The challenges of Industry 4.0 are diverse. Limited space and autonomously acting machinery (robots, cobots, etc.) paired in hostile environments require radar technology that’s smaller in size, more accurate, and capable of measuring nearby targets. Imaging and classification of surrounding areas is essential to efficiency, productivity and safety.
Driven by the latest advances in RF transceiver IC technology, radar is quickly becoming one of the important sensor technologies for perception applications. One example is 77 GHz fully integrated all-digital transceiver MMICs. High speed and linearity FMCW chirps combined with high output power, low noise transmit and receive channels, and MIMO antenna arrays now enable high performance, high resolution radar systems at reasonable cost. Radar-based digital beamforming enables detection of radial velocity, angle, and distance to multiple targets under the harshest environmental conditions—It’s key for the safe and efficient interaction of robots, cobots, and AGVs in dynamic environments.

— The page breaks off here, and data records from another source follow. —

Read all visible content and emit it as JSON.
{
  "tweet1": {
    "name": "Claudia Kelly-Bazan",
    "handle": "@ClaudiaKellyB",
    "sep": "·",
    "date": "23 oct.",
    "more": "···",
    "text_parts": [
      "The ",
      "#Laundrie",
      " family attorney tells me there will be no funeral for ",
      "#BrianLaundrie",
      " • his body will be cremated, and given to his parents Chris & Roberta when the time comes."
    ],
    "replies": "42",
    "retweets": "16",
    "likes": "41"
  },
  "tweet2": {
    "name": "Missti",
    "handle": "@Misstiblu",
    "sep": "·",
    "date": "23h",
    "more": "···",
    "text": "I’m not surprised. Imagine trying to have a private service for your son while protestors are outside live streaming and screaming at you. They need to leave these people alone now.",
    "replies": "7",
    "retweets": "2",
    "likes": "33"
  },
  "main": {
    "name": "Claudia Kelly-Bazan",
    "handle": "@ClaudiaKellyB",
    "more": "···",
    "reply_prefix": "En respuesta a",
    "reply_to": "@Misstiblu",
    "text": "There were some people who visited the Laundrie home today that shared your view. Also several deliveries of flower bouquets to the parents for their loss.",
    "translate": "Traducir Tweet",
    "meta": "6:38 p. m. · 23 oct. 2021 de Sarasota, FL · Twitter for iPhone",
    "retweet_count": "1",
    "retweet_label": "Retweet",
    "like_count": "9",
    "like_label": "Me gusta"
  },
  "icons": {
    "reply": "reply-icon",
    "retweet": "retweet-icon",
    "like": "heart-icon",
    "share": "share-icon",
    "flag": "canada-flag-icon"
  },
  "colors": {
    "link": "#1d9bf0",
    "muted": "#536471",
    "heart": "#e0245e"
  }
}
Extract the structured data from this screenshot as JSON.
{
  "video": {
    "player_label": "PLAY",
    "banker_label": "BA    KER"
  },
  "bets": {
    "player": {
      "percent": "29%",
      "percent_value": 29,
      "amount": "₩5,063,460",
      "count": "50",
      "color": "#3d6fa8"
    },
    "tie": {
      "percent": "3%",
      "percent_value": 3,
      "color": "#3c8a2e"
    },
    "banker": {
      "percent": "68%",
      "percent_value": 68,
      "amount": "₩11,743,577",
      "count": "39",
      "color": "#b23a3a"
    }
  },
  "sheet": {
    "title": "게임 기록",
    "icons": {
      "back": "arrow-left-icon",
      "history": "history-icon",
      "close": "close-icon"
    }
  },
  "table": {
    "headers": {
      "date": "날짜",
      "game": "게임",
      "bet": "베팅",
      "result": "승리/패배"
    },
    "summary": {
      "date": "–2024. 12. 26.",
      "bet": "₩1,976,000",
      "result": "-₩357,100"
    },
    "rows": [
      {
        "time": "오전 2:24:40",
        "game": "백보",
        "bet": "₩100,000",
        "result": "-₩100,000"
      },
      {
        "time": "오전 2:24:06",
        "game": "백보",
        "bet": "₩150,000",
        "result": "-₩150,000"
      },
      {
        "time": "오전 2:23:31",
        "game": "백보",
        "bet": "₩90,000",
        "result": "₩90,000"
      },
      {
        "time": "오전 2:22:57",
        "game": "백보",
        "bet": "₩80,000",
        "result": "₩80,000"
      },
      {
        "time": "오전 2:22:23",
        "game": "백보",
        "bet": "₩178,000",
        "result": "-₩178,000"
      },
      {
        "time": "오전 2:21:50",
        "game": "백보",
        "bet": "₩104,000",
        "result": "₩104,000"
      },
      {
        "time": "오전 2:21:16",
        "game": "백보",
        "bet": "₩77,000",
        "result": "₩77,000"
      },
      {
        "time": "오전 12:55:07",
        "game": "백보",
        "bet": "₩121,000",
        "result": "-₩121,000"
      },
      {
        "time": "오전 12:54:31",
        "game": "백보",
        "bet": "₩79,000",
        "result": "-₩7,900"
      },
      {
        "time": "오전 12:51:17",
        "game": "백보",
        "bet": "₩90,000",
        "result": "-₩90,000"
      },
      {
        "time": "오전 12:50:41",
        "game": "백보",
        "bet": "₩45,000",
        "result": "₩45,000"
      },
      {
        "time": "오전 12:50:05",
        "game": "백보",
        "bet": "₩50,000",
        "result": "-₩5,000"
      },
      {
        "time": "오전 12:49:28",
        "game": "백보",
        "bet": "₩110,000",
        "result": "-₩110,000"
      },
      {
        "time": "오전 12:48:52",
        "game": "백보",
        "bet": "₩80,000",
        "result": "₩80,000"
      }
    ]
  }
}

The mission of an autonomous system in an industrial setting is often to locate and pick up an object rather than safely avoiding it. Lidar’s strong object detection and classification accuracy provides the precision necessary to complete these common tasks.

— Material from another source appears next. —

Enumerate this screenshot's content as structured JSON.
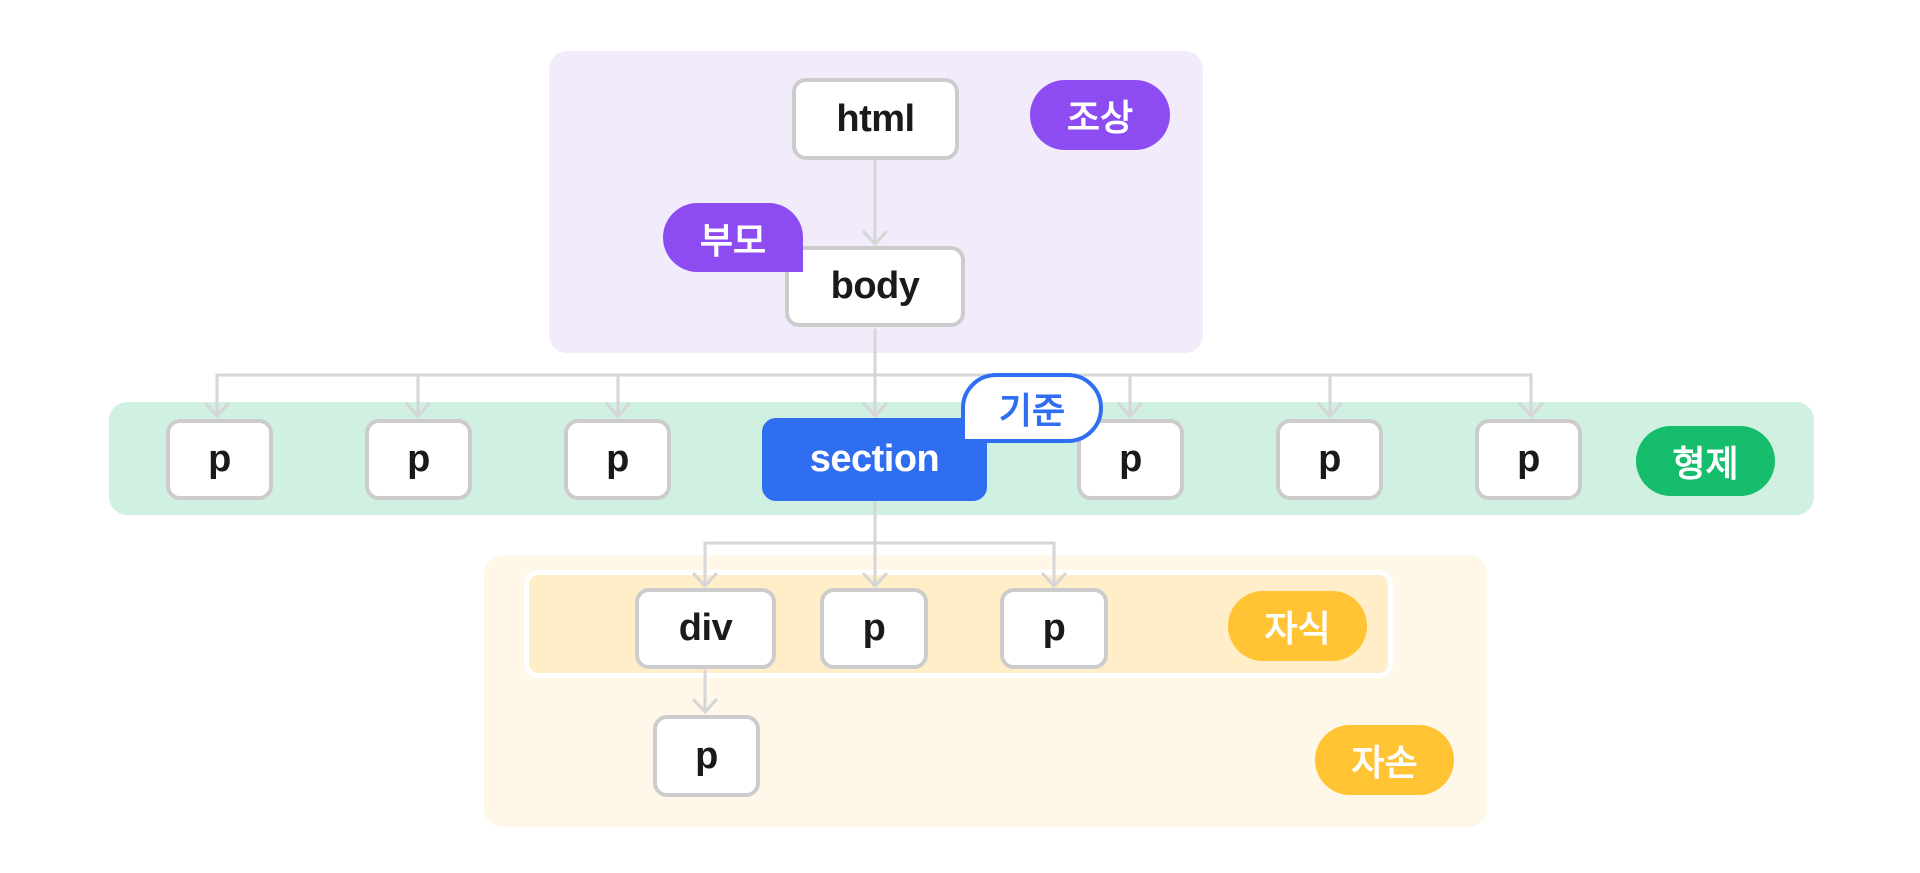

Operating in the terahertz frequency range, lidar systems achieve fine angular resolution that translates into high resolution depth maps. With these high-res depth maps, a lidar system can classify objects to fuse with vision, IMU, and radar information to make reliable, mission critical decisions. Lidar systems are designed to work in dynamic environments, such as outdoors in bright sunlight. By using narrow pulses of 9xx nm and 15xx nm wavelengths, and driving them with high power, lidar is able to see farther in these challenging conditions. In addition, the narrow pulses allow for finer depth resolution to detect multiple targets within a pixel, while the infrared light at 9xx and 15xx has less solar radiation.
Numerous challenges must be overcome to encourage the mass adoption of lidar systems. These include complex and costly signal chains, optical design issues, and system test and calibration. Developments are currently underway to integrate these signal chains and reduce their complexity, size, power requirements, and overall cost of ownership.